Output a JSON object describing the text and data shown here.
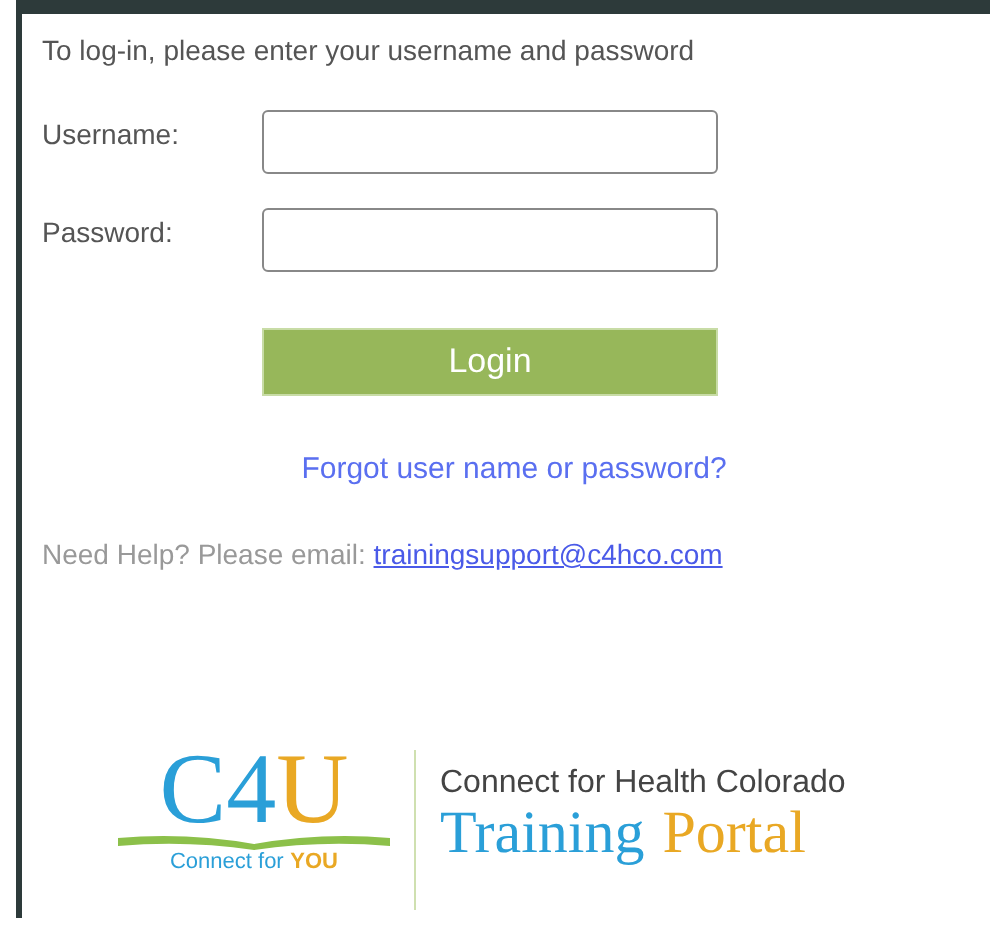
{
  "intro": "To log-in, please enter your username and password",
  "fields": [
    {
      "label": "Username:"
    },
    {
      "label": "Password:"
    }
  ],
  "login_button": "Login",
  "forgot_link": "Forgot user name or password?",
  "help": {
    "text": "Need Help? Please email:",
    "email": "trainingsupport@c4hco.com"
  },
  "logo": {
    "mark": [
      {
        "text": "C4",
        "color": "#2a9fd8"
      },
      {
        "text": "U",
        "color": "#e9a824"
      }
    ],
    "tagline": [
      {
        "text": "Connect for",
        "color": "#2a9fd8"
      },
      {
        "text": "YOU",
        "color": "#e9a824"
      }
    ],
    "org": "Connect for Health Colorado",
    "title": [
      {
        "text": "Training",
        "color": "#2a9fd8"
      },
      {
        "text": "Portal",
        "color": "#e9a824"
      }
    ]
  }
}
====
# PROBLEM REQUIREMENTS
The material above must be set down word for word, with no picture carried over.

# WRITTEN ANSWER
Output a JSON object describing the text and data shown here.
{
  "intro": "To log-in, please enter your username and password",
  "fields": [
    {
      "label": "Username:"
    },
    {
      "label": "Password:"
    }
  ],
  "login_button": "Login",
  "forgot_link": "Forgot user name or password?",
  "help": {
    "text": "Need Help? Please email:",
    "email": "trainingsupport@c4hco.com"
  },
  "logo": {
    "mark": [
      {
        "text": "C4",
        "color": "#2a9fd8"
      },
      {
        "text": "U",
        "color": "#e9a824"
      }
    ],
    "tagline": [
      {
        "text": "Connect for",
        "color": "#2a9fd8"
      },
      {
        "text": "YOU",
        "color": "#e9a824"
      }
    ],
    "org": "Connect for Health Colorado",
    "title": [
      {
        "text": "Training",
        "color": "#2a9fd8"
      },
      {
        "text": "Portal",
        "color": "#e9a824"
      }
    ]
  }
}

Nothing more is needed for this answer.